Many businesses may take the view that if a worker is working from home they are entirely responsible for their own health and safety. After all, they're in their own home. Despite this logic, businesses are still primarily responsible. Whether working from home is a one-off or a long-term arrangement, there are certain steps businesses should take. Such steps include a working from home policy, individual discussions with any worker who wishes to work from home, and workplace assessments for those working from home long-term.

Businesses with staff working from home should have a policy setting out the expectations on the worker and the business, including specific guidelines as to how the home workspace should be safely set up. The policy should state that any worker who carries out work from home, whether as a one-off or long term, will:

1. ensure their home workspace is arranged so that it is comfortable and ergonomically sound;

2. discuss with their manager any equipment needed to be able to safely perform their work;

3. ensure the workspace is kept clear and free from obstacles or tripping hazards, and is well lit;

4. ensure they have appropriate fire safety equipment, a first aid kit, and have planned their exit route in case of an emergency;

5. ensure all work related information and data is kept secure;

6. take regular breaks;

7. communicate regularly with their manager and discuss any problems that arise from working from home; and

8. inform the business immediately of any hazard or health and safety risk that arises.

Like any workplace policy, a business can only rely on the policy if workers are aware of it and that it must be followed. Businesses should regularly bring the policy to the attention of workers who are working from home and ensure they understand it applies to them. The policy should also address key issues such as keeping confidential information secure, such as by not saving anything to a personal computer or hard-drive.

One step better would be for businesses to get workers, prior to working from home long-term, to sign an agreement whereby the worker agrees to set up their workspace according to specific guidelines, comply with the policy, and that the business can give reasonable notice and come inspect the workspace.

Additionally, any time a worker will be working from home their manager should talk with them before work commences to discuss the working from home policy, their specific set up, any health and safety concerns and ensure they have the proper equipment.

Further, prior to a long-term working from home arrangement commencing, a workplace assessment by a qualified person, such as an occupational therapist, should also be carried out. Statistically, where a worker will be working from home long-term there is a greater likelihood of a hazard or risk occurring.

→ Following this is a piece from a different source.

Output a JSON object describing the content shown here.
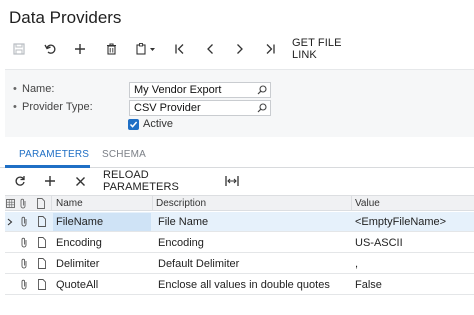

Accordingly, any cost to minimise risk is more reasonable given the longevity of the arrangement.

While some businesses might think the recommended steps are too much effort just for a worker to work from home, the relatively simple steps of having a good policy and making a phone call are worth it. Although workers have a duty to take reasonable care for their own health and safety, and they have a significant part to play when working from home, the business must start the discussion and ensure steps are taken.